§ **Work to complete**
Filter the listing below for "Dockerfile" and report every line that has it.
+---+
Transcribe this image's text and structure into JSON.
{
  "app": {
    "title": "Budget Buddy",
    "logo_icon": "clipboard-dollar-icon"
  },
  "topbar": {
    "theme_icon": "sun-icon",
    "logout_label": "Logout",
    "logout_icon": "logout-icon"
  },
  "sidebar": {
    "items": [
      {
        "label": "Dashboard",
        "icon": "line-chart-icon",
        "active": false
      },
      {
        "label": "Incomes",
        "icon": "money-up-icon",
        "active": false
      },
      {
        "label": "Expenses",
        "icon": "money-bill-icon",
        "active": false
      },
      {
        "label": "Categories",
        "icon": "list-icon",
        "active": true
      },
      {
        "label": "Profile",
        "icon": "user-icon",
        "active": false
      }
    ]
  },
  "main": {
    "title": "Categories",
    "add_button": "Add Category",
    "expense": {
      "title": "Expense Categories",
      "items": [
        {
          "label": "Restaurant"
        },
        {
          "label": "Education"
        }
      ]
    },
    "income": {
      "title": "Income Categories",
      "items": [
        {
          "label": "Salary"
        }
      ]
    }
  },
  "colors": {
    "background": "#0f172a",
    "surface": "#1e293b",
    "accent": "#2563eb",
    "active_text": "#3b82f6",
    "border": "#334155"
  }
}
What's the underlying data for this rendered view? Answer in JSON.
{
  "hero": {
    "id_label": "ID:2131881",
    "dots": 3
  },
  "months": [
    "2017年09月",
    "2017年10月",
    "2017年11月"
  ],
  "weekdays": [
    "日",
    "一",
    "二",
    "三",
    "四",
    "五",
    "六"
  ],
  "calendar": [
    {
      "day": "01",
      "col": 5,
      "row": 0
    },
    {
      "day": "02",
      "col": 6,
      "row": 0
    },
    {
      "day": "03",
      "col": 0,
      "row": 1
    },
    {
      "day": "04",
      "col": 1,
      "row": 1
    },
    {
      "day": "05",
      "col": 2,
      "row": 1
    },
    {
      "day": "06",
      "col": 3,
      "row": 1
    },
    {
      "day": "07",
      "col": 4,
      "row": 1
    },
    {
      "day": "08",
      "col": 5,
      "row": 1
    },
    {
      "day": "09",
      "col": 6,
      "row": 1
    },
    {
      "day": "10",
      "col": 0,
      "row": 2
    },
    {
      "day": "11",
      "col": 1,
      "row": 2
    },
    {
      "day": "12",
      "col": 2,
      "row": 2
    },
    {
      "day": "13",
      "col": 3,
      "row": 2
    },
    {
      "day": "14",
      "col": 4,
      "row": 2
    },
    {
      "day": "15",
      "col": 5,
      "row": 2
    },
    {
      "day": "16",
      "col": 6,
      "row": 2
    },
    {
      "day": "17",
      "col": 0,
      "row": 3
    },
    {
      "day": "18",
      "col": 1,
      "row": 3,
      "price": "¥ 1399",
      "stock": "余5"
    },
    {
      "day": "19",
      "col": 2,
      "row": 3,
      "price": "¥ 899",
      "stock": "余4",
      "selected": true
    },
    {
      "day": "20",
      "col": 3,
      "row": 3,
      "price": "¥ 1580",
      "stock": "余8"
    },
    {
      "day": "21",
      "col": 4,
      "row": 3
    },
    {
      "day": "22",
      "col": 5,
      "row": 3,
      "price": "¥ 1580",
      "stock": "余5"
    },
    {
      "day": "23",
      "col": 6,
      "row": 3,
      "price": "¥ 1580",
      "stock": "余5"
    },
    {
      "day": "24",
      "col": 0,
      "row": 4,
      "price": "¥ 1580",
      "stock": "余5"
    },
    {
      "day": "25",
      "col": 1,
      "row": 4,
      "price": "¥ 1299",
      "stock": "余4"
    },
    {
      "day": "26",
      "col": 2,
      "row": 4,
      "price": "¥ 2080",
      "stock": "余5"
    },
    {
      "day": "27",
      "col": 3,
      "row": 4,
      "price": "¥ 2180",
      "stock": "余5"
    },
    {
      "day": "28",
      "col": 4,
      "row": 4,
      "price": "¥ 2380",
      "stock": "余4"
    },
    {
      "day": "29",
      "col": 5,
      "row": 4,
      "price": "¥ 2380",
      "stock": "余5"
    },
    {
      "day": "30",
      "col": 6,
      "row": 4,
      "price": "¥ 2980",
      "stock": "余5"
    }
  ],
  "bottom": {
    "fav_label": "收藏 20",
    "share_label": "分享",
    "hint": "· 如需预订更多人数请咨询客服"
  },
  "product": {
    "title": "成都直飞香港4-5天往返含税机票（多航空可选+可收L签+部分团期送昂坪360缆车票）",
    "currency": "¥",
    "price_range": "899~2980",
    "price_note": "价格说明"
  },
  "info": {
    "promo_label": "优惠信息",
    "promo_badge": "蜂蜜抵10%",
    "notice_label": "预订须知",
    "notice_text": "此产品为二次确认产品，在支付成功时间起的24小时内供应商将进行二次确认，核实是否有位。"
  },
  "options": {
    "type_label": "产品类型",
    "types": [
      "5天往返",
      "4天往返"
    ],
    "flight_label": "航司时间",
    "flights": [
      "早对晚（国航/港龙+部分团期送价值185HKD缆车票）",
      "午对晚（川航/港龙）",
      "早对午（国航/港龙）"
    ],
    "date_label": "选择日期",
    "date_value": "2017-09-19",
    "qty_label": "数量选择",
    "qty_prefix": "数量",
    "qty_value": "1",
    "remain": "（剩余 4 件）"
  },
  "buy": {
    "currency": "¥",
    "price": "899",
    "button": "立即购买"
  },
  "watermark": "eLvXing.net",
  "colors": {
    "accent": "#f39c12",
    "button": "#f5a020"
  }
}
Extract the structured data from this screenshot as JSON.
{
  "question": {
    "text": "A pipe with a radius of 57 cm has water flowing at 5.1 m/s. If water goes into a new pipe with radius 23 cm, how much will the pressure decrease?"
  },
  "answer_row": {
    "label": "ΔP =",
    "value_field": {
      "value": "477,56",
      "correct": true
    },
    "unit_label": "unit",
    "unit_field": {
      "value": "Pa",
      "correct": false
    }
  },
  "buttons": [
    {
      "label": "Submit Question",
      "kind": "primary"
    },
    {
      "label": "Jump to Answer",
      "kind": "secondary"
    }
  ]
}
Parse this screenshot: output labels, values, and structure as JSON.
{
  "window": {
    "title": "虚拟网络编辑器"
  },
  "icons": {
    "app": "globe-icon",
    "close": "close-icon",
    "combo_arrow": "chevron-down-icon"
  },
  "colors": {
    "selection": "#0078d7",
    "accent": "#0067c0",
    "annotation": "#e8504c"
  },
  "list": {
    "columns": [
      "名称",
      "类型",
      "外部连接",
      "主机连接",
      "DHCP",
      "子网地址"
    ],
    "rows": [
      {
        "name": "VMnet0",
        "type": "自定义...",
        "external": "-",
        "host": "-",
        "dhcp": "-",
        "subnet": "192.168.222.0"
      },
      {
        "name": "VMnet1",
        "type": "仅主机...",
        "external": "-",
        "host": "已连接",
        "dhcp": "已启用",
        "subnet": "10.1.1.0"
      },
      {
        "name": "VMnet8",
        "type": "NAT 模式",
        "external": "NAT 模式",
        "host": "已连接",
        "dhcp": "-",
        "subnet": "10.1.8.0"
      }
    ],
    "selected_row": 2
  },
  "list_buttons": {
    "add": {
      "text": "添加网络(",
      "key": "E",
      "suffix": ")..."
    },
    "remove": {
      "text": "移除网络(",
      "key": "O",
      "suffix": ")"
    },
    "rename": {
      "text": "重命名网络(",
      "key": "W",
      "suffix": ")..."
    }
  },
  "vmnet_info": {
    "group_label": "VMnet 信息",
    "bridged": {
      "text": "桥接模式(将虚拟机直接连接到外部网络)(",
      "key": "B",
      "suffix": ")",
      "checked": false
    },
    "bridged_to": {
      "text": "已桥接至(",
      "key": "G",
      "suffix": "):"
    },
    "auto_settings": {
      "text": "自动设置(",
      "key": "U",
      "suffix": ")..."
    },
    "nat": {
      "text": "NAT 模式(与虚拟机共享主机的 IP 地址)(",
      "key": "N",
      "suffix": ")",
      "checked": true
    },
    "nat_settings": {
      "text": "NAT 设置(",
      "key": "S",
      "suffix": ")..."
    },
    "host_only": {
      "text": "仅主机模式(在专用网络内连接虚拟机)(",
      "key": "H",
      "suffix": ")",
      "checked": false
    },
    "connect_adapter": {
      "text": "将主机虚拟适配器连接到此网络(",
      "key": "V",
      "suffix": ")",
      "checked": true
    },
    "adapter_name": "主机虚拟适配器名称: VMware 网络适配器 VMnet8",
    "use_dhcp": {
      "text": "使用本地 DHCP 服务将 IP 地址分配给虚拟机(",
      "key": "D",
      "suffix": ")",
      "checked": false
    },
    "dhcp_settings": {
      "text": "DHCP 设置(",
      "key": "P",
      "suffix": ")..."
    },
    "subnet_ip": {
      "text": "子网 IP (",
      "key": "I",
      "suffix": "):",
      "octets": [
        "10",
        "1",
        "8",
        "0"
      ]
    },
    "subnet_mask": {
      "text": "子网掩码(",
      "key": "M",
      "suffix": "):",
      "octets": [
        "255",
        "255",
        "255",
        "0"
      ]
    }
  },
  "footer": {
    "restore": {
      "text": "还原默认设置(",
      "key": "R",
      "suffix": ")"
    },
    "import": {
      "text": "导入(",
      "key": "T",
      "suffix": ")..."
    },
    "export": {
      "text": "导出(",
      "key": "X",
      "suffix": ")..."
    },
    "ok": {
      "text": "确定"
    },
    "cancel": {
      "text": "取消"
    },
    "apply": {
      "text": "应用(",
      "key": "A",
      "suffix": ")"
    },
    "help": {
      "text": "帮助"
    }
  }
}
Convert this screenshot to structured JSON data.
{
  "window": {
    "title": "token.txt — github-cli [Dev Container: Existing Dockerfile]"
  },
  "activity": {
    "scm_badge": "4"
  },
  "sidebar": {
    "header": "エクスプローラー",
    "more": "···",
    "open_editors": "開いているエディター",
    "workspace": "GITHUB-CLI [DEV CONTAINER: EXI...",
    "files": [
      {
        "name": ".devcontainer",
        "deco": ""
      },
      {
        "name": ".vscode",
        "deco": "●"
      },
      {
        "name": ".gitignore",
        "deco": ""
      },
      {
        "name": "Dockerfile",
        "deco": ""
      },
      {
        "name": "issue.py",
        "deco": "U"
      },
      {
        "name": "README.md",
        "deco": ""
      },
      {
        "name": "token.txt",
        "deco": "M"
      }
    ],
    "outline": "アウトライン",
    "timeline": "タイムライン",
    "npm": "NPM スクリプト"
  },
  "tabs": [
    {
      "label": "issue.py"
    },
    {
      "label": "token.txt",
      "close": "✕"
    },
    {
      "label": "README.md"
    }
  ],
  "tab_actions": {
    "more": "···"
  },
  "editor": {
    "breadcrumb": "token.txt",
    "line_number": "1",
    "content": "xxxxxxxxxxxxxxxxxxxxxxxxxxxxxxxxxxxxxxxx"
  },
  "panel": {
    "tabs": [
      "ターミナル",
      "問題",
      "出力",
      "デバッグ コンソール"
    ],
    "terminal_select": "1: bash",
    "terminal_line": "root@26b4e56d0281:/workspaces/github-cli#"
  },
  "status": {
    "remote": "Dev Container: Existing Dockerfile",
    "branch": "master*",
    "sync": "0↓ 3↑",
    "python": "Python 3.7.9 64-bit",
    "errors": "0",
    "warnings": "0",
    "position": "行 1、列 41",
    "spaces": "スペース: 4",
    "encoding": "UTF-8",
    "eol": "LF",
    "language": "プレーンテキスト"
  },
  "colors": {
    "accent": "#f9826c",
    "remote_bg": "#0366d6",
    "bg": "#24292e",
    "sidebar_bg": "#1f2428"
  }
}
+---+
§ **Solution to the problem**
    "title": "token.txt — github-cli [Dev Container: Existing Dockerfile]"
        "name": "Dockerfile",
    "remote": "Dev Container: Existing Dockerfile",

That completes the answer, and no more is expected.